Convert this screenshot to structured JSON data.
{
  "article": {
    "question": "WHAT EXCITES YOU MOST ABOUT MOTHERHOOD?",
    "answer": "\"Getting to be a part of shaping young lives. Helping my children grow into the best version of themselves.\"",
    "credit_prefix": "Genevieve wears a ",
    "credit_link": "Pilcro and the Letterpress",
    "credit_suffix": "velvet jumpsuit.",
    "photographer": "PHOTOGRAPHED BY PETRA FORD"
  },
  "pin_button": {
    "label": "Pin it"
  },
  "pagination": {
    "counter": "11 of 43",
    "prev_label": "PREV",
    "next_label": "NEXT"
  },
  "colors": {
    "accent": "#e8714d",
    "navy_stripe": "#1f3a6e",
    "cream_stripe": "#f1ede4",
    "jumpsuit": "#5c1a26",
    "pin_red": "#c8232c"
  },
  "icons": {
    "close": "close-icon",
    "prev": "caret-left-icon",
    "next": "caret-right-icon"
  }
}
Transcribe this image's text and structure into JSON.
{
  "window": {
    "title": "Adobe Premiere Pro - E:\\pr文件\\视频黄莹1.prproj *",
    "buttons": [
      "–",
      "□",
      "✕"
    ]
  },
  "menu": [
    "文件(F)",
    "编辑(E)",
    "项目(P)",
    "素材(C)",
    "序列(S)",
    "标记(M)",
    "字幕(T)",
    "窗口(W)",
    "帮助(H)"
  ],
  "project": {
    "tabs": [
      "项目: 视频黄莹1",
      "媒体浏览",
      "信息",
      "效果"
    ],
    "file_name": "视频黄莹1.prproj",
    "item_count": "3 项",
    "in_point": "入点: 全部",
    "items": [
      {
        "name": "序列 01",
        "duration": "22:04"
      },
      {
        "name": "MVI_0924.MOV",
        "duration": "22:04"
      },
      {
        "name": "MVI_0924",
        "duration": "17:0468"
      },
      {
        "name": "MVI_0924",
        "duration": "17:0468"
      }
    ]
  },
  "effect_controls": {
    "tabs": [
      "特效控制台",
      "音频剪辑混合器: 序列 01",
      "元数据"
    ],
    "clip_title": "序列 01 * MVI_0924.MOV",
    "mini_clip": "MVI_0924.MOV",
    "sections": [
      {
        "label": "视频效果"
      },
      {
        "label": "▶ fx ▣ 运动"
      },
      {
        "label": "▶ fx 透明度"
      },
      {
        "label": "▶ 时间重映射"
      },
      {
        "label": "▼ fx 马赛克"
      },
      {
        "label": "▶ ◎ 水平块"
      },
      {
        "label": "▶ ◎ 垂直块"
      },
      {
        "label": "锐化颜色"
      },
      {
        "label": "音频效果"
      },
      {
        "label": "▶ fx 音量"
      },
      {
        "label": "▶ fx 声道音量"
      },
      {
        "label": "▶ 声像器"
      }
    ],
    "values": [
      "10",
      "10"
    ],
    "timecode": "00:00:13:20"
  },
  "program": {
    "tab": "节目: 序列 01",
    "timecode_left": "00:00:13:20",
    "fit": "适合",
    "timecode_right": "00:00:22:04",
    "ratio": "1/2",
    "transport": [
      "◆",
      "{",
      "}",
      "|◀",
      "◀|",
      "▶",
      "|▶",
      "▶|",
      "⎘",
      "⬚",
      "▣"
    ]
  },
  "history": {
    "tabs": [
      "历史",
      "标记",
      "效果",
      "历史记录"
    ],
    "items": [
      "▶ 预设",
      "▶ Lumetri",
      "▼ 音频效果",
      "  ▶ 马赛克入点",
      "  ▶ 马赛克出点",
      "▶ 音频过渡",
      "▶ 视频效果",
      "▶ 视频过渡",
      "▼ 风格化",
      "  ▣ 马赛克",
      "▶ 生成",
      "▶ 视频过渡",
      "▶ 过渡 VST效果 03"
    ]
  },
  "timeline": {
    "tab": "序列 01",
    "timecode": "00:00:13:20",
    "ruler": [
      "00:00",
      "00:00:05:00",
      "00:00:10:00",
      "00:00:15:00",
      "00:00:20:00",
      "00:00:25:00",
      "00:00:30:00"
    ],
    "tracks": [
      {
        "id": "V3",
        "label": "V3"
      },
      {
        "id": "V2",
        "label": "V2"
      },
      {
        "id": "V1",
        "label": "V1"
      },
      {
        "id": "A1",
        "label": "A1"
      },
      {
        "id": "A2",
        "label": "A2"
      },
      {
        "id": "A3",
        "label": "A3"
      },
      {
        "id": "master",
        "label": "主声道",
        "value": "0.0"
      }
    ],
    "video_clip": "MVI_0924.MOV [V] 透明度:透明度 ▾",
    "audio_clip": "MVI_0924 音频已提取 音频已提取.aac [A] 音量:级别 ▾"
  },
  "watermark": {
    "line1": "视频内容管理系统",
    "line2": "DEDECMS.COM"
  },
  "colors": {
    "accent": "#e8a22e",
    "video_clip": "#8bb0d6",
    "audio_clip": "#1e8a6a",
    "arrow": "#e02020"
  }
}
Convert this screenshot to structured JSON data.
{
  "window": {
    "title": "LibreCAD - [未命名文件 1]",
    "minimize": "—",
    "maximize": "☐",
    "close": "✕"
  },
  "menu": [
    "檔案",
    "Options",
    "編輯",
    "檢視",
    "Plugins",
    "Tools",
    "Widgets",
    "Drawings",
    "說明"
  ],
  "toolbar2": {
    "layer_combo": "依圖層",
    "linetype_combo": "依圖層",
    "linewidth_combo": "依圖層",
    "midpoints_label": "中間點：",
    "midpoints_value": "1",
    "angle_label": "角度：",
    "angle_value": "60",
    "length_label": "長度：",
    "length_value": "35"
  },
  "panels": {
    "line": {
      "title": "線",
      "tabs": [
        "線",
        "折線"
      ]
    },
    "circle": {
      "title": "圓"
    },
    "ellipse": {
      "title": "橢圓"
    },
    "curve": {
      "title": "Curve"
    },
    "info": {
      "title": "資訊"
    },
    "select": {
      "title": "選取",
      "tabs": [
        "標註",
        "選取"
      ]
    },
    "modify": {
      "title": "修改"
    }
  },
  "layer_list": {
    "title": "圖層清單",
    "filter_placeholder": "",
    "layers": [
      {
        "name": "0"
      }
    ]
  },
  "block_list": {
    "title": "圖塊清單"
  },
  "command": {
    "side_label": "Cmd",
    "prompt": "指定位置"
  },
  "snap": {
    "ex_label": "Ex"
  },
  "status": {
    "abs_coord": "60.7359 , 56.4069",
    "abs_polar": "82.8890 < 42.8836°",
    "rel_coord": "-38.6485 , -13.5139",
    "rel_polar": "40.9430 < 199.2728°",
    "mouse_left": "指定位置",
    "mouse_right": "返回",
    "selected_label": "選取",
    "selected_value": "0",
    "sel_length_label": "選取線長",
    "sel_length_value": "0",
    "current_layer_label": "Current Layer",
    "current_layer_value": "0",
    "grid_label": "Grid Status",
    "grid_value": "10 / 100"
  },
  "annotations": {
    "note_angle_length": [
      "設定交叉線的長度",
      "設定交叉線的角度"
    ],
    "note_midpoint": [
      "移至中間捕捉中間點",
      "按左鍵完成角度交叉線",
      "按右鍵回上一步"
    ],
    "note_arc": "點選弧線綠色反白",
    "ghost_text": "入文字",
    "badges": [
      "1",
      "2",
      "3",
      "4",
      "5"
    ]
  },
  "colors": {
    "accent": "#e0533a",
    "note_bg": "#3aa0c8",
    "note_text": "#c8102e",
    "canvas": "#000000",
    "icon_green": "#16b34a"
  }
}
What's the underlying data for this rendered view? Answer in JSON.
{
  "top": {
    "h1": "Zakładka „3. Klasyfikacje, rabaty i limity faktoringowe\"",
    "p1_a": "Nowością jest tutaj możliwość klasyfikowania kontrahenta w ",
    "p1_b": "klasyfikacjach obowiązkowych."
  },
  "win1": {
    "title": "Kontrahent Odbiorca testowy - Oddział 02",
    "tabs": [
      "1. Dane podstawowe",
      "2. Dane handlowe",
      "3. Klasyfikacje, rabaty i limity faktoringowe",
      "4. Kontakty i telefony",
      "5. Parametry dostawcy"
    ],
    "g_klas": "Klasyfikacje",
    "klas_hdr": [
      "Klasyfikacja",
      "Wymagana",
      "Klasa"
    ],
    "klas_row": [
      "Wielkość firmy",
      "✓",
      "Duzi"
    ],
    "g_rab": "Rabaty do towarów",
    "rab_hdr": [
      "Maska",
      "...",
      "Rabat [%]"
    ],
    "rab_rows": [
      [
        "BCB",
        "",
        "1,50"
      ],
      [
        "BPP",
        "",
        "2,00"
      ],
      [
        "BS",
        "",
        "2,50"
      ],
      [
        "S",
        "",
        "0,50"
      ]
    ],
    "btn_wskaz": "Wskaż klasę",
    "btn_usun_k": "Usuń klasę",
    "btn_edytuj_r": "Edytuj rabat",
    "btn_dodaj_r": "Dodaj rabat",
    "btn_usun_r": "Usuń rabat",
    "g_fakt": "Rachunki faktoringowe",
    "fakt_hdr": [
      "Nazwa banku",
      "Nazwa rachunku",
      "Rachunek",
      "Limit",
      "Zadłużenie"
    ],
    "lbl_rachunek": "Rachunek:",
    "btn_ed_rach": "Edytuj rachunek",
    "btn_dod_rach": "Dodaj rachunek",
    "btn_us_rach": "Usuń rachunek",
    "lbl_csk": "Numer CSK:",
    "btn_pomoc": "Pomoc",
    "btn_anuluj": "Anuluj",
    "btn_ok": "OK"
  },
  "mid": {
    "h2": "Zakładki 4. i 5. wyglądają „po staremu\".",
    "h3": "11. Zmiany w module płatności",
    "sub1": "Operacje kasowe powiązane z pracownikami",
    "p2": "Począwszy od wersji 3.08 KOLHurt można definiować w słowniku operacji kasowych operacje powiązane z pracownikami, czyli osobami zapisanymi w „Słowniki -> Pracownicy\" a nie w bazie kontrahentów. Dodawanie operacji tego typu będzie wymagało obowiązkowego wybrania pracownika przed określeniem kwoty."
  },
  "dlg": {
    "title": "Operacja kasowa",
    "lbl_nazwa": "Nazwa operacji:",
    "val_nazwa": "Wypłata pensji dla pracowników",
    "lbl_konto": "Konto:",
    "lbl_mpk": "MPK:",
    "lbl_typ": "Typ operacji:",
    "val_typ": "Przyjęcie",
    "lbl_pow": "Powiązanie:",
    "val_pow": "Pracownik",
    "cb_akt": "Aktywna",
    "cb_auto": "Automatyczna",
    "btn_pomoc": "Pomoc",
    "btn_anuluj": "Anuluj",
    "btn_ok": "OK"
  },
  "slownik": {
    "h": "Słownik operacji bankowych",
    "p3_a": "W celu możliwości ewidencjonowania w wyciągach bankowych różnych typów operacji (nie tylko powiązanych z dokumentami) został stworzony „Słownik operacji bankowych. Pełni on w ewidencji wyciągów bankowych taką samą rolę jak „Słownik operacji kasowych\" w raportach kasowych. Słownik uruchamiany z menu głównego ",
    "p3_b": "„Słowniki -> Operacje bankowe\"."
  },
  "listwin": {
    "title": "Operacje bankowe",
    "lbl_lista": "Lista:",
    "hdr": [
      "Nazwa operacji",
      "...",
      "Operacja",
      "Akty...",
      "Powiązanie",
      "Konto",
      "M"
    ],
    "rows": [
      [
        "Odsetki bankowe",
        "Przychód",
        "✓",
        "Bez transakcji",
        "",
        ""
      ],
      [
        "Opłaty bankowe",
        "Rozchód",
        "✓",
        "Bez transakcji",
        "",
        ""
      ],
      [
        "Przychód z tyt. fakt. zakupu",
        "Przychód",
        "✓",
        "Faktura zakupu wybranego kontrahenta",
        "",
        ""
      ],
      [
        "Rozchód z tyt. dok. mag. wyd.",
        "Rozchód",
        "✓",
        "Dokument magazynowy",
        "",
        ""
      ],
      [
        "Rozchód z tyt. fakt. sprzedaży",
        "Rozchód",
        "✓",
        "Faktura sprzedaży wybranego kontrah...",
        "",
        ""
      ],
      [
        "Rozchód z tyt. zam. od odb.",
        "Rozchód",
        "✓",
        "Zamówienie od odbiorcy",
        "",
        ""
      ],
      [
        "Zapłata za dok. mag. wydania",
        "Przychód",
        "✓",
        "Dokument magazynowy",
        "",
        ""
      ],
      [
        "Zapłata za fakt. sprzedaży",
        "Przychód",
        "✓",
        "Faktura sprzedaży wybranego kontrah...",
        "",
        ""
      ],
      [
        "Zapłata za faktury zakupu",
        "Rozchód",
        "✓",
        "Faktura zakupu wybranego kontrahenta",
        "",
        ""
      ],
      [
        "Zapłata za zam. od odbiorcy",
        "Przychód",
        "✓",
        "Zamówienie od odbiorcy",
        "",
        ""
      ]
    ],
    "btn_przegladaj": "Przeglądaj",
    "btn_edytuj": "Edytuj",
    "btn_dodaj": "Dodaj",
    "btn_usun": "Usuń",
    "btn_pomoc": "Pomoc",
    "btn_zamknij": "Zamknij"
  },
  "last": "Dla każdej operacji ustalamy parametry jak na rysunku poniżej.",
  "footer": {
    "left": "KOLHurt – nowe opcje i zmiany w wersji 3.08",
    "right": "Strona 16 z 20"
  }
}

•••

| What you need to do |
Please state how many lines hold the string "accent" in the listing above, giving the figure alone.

| Exercise output |
3